When our entire class was invited to participate in the national Bringing Theory to Practice conference, “The Whole Student: Intersectionality and Well-Being,” seventeen of my students were awarded ASI (Associated Students Incorporated) grants from our institution to travel to Chicago in May 2017. For many of these students, this was the first time they ever left their home city. It was a highly emotional moment for all of us, especially when we lost one of our own, Judith Urbina, in a deadly car crash that spring break.

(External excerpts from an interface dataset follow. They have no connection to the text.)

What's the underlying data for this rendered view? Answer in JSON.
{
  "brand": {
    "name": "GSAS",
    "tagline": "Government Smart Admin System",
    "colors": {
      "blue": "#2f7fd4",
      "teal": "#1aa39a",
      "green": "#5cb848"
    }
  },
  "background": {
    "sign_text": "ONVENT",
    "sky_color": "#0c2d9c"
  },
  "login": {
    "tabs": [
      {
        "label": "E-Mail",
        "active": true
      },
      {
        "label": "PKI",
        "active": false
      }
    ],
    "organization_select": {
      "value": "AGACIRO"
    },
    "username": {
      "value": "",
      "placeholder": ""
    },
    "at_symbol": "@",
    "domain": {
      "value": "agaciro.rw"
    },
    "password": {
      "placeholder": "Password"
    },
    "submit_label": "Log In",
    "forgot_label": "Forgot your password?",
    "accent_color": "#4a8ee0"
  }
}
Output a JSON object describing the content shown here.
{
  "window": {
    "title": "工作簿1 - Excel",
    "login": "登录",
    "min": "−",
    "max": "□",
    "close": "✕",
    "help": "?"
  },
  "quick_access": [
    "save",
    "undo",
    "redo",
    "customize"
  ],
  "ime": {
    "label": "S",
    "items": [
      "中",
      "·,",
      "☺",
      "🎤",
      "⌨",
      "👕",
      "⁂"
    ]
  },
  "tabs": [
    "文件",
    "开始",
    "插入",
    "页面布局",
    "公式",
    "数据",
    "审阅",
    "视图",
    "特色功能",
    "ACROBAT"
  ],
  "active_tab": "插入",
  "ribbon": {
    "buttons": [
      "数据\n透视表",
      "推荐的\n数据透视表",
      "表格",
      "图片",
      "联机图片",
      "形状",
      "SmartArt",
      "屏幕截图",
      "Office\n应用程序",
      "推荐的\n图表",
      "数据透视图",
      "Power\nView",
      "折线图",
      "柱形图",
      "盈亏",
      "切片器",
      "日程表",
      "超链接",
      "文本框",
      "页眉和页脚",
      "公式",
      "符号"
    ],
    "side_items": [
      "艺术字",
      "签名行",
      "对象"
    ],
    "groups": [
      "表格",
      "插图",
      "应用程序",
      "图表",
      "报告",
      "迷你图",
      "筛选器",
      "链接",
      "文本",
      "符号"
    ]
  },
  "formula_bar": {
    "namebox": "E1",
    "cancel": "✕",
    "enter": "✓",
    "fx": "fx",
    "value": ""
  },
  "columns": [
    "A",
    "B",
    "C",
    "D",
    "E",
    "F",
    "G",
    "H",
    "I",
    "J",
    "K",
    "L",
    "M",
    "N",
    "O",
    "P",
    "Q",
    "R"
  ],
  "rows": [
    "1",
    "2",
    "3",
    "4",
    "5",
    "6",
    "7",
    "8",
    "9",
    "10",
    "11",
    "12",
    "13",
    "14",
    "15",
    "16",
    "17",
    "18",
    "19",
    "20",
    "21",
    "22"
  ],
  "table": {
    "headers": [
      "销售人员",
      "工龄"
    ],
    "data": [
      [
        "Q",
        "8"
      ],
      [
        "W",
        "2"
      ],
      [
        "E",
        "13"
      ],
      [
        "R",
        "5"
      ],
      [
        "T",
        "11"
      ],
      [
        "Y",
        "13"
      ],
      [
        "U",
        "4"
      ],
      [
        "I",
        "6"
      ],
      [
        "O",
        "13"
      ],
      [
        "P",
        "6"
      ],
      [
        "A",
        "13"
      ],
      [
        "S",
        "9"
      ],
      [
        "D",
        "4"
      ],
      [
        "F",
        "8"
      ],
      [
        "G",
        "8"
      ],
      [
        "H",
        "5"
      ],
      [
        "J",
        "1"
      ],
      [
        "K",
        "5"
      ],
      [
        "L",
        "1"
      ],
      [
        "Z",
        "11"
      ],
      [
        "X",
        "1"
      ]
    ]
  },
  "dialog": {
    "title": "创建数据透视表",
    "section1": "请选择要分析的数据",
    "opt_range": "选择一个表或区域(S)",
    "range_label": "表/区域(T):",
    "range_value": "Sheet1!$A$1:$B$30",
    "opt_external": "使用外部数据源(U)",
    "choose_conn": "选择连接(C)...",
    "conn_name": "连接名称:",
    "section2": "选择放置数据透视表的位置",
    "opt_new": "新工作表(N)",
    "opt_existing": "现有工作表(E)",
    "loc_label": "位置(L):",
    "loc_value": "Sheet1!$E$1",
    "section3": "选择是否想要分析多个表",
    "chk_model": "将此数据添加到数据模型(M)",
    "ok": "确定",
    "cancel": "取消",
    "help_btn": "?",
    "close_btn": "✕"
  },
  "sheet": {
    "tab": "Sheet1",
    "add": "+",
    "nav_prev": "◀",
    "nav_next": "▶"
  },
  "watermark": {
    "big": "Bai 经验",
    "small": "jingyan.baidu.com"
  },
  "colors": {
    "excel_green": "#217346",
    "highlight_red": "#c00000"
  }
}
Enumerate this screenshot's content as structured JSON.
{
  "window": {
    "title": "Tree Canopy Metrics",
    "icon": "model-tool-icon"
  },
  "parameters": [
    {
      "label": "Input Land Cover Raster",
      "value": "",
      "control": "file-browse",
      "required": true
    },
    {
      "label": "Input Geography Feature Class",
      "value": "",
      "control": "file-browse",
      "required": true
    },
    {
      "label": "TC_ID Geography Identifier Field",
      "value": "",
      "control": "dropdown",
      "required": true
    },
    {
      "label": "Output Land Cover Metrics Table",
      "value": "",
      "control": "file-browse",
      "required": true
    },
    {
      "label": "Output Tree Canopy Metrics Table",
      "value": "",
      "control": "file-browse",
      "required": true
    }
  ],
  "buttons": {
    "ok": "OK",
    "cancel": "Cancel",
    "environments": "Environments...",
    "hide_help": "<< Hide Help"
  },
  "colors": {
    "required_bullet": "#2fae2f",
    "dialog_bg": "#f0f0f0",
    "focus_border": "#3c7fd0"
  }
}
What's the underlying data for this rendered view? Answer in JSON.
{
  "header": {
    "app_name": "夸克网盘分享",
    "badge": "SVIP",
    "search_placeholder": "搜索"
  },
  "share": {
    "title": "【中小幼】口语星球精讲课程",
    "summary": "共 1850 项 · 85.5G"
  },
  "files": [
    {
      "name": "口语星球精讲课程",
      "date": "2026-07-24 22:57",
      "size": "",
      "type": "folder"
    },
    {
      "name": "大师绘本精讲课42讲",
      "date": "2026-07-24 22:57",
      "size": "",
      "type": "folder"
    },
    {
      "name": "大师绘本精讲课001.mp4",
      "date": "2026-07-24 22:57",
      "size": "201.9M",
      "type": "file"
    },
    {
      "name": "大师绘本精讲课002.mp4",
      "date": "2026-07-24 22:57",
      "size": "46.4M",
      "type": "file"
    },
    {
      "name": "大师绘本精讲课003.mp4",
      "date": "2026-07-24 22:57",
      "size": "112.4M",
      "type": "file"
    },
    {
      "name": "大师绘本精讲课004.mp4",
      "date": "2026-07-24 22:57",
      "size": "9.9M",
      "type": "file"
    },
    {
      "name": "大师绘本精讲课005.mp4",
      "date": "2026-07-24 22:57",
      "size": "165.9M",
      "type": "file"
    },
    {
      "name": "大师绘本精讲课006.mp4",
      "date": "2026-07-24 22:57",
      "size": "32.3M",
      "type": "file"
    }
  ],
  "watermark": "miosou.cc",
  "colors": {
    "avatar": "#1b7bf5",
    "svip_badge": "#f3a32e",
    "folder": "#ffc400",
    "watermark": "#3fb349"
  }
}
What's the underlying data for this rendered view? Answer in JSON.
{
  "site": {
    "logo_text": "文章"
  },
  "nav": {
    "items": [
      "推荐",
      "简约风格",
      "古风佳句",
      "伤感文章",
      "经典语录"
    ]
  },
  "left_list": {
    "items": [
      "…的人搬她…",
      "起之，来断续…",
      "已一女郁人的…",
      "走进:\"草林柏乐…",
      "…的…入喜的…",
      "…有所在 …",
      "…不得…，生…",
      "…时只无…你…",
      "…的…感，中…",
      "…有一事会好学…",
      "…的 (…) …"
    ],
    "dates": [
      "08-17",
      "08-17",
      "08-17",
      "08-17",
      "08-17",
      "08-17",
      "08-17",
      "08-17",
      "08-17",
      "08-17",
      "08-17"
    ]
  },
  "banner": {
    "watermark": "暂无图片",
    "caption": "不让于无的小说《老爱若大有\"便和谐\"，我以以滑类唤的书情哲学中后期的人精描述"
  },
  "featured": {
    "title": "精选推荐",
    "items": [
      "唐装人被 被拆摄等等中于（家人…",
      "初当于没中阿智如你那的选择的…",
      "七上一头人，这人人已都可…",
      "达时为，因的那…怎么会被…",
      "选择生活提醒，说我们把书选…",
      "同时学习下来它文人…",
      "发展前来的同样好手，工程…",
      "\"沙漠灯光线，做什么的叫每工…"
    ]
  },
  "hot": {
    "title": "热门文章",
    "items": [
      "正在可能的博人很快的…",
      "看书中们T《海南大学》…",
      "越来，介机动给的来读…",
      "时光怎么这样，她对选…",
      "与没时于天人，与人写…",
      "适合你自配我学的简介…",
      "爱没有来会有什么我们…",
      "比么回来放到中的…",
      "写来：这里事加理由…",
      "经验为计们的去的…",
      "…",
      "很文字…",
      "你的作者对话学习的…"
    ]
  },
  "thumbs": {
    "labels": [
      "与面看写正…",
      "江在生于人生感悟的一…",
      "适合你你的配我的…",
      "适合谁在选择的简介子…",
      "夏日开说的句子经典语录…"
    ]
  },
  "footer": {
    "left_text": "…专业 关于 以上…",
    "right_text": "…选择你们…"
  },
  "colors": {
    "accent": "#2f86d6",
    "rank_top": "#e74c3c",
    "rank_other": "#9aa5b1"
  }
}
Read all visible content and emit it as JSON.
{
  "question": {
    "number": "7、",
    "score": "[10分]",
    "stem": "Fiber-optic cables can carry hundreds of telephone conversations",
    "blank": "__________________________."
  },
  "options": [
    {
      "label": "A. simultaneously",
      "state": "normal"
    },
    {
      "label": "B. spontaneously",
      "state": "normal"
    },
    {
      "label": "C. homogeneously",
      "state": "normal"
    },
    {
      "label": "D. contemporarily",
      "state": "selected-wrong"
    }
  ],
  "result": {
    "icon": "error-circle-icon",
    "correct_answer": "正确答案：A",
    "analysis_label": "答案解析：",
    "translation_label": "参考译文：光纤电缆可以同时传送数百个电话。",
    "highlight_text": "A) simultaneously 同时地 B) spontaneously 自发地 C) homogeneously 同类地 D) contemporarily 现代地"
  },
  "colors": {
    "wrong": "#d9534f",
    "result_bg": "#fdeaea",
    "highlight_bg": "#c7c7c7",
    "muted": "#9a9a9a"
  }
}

This conference validated the needs of my students and showed what they should be able to expect of academia—that their voice and input are as important and vital as those of their leadership. For me, it was truly inspirational to find other academics engaging in this same endeavor of being healer-mentors. Many times, what we do as faculty members engaged with student well-being is judged as being unnecessary or of lesser importance than research or publishing, but perhaps more of our colleagues in academia will begin to realize that these pedagogies, and caring for our whole students, are truly transformative.
2 Clinton C. Wilson, Felix Gutierrez, and Lena M. Chao, “Alternatives: Colorful Firsts in Class Communication,” in Racism, Sexism, and the Media: The Rise of Multicultural America (Washington, DC: SAGE Publishing, 2003).
3 Enrique Dussel, Philosophy of Liberation (Maryknoll, New York: Orbis Books).
4 Walter D. Mignolo, “Delinking: The Rhetoric of Modernity, the Logic of Coloniality and the Grammar of De-coloniality,” Cultural Studies 21, nos. 2–3 (March/May 2017), 449–514. http://waltermignolo.com/wp-content/uploads/2013/03/WMignolo_Delinking.pdf.
5 Franz Fanon, The Wretched of the Earth, trans. Constance Farrington (New York: Grove Press, 1963).
6 Mignolo, “Delinking,” 449–514.
7 Yellow journalism refers to journalism that seeks to capitalize on exaggerations, ill-representations, and the spectacle of the “other.” Stuart Hall used “the other” to identify and deconstruct the way difference is designated to groups rather than individuals through the hypersexualization, dehumanization, exploitation, and abuse of images of people of color that suddenly stand to represent a massified other. Stuart Hall, “The Spectacle of the Other,” in Representation: Cultural Representations and Signifying Practices, ed. Stuart Hall (London, United Kingdom: SAGE, 1997).
8 Paulo Freire, Pedagogy of the Oppressed (New York: Bloomsbury, 2000), 54.
9 This stems from Mexico's indigenismo movements of the 1920s. There are two definitions of indigenismo. One is to acculturate Native Americans into an inapplicable Eurocentric capitalistic system and see their cultures as relics of the past. I refer to the second definition: the set of strategies and knowledge implemented as an act of subversive complicity, knowingly and strategically, so forbidden knowledge has a platform to continue to be passed on. Ramón Grosfoguel, “Hybridity and Mestizaje: Sincretism or Subversive Complicity? Subalternity from the Perspective of the Coloniality of Power” in The Masters and the Slaves: Plantation Relations and Mestizaje in American Imaginaries, ed. Alexandra Isfahani-Hammond (New York: Palgrave Macmillan, 2005): 115–129. In 1920s Mexico, indigenismo in education sought to (1) protect the rights of indigenous or other marginalized people through alternative formats of education; (2) recognize and compensate for violence and loss suffered; and (3) establish and protect native (or other marginalized) cultural, linguistic, and ideological differences. Mariana Portal and Veronica Valenzuela. “El indigenismo y la educacion indigena: una bibliografia basica” in Neuva Antropologia. Revista de Ciencias Sociales, no. 21 (June 1983) 137-146.